- Will you be working out in the sun? If you’ll be sweating a lot during your time exposed to the sun, chemical sunscreen may survive better and will be less likely to wipe off.
- Will you be consistent with reapplication? If you’re going to be out in the sun all day, reapplying suncreen every couple of hours is essential to staying safe. Think honestly about yourself – will you really take the time reapply the thicker zinc oxide mineral lotion that is more effort to apply? If you think you’ll be more likely to skimp or miss spots, opt for the eaiser-to-spread in and fast-to-apply chemical sunscreens.
- Do you have children? Gentle physical mineral sunscreens are preferred for young children, as they’re not as likely to cause skin irrtation or rashes for sensitive young skin.
- Do you have finicky teenagers? Let’s face it – teenagers are kind of obsessed with their apperance. They will be less likely to use a sunscreen that applies a white cast or makes them look odd. They also are less likely to have the patience required to really cover your body head to toe in physical sunscreen, which is thicker and more difficult to apply. If you know you or a teen is lazy about sunscreen application, opt for chemical sunscreens to stay safe!
- Are you traveling somewhere with oxybenzone is banned? Make sure to use a physical mineral-based sunscreen if you’re traveling in regions where oxybenzone is banned (or, choose a chemical sunscreen that does not contain oxybenzone, as they are slowly becoming more available).
- How risk averse are you to general chemical exposure? Are you the kind of person who always buys organic and only use natural bug juice? If you care a lot about limiting your exposure to toxins (even when it’s inconvienent), you may prefer physical sunscreens. However, if these aren’t huge concerns for you, chemical sunscreens are certainly more convienent. And in truth, there is no concrete evidence to show whether or not the elements in chemical sunscreen post any kind of risk. If you’re on the fence, one good compromise could be to at least avoid chemical sunscreen with oxybenzone.
Whatever you do, don’t pass on sunscreen! Despite some individuals expressing concerns over chemical sunscreens, there is no definitive evidence or research that should be cause for concern – however, this is plenty of research and documentation showing the dangers of sun exposure. Any sunscreen is better than none!
Additional Sun Protection Methods
Feeling overwhelmed by your sunscreen options and the necessity of regular sunscreen re-application? Sunscreen isn’t your only option! Also consider:

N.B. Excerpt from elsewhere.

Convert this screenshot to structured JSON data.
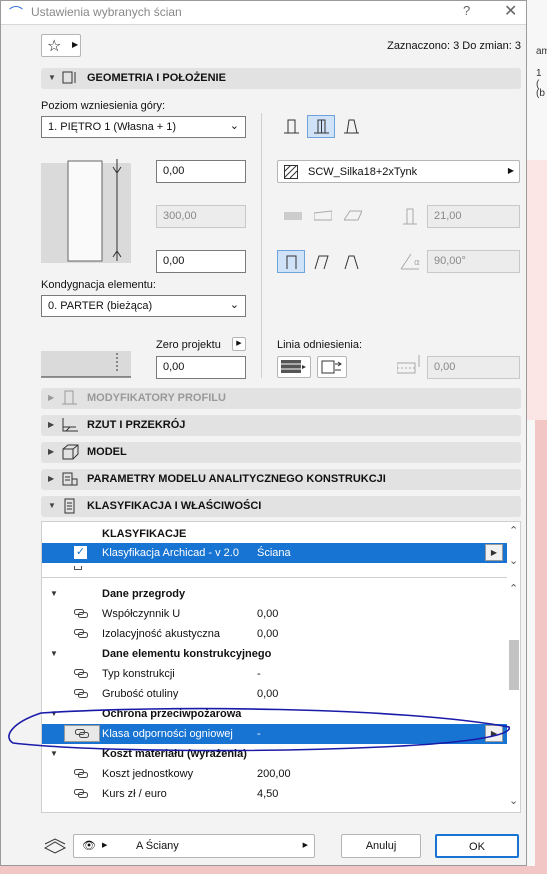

- UV clothing. UV Clothing that reflects UV radiation is a great alternative or complement to sunscreen applications. Wearers can use UV clothing to cover most of their skin and apply sunscreen just on the parts of their body that are exposed to the sun, such as hands, face, and feet.
- Look for Shade. Stay in the shade as much as possible and skip activities that require you to be out in direct sunlight during peak hours of UV zapage between 10am-4pm.
- Carry a Sun Umbrella. UV umbrellas provide additional protection against the sun when natural shade isn’t available. Don’t forget to gear up with a sun hat too!